In the age of artificial intelligence (AI) and apps, the workplace skills that seem to matter are largely technical. But, this trend is changing fast. The World Economic Forum has predicted a significant rise in demand for soft skills by 2020. Non-technical capabilities such as problem-solving, cognitive abilities, and social skills will be in demand, by a staggering 36% more.

That’s right. And the impact of this shift will be exponential. According to the Stanford Research Institute, 75% of long-term job success depends upon soft skills mastery, and only 25% on technical skills.

Why this sudden spike though?

The rate of change of technology is driving an increasingly competitive environment. The expectations of customers and staff are evolving alongside. This changes how businesses operate – be it in terms of strategy, products, or profit models. Having staff with the right mix of technical and soft skills is becoming critical for business success.

Digital disruption continues to change the skills landscape. Technology is making it easier to connect people across geographies. With this, more business functions can be automated. Thus, an increasing proportion of skill gaps that businesses are likely to face in the future will revolve around soft skills. For instance, human capital surveys suggest that almost 40% of jobs in Australia will be substituted with computing over the next decade.

The result: employees will be called on to combine digital literacy with essential human skills, such as communication and problem-solving. An example of what opportunities it might bring – despite the low cost of customer service technology options such as automated phone answering systems and text messaging, customers prefer live chat (73%), which provides access to real employees in real time.

Also, consider globalization. It is not a new trend. But, in the last 6-7 years, it has connected employees across the globe, giving rise to the need for diversity and inclusion. As you know, D&I needs soft skills like undoing biases, communicating, cultivating curiosity, cultural sensitivity, and emotional intelligence. In fact, a survey of 900 internationally active businesses showed that local employees with cross-cultural skills were important for their ability to operate in important international markets.

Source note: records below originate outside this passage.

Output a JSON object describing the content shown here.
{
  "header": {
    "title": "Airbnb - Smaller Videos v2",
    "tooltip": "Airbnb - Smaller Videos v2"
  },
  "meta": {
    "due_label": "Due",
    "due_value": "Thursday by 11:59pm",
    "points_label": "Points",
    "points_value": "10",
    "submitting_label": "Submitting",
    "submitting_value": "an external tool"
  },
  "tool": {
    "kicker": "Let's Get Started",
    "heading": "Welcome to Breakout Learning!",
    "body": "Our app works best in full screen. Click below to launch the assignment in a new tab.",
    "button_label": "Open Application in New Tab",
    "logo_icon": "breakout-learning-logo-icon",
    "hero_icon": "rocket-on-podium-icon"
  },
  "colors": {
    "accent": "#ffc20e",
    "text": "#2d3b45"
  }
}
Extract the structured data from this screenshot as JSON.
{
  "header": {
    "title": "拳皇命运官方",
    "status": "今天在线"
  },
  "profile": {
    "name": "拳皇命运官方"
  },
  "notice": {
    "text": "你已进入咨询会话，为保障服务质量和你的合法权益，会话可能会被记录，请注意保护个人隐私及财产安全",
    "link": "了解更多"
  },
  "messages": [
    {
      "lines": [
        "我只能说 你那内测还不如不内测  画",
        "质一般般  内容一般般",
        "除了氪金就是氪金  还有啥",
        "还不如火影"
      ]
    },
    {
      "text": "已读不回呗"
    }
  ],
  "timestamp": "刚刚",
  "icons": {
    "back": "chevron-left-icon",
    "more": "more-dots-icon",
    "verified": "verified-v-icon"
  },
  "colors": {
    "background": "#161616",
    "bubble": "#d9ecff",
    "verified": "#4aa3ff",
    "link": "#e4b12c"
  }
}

In tune with such shifts, companies like Cisco are pivoting quickly. According to Paul Wittich, Head of Virtual Sales, “15 years ago, all you needed was a solid technical understanding. Now, soft skills are just as valuable as technical skills.”

The impact of recruiting for, and developing such skills is unmistakable. For example, female employees in an Indian garment factory who were randomly assigned to a soft skills training program recorded a 12% increase in productivity. Are you willing to reach for such impact?

Leave a Reply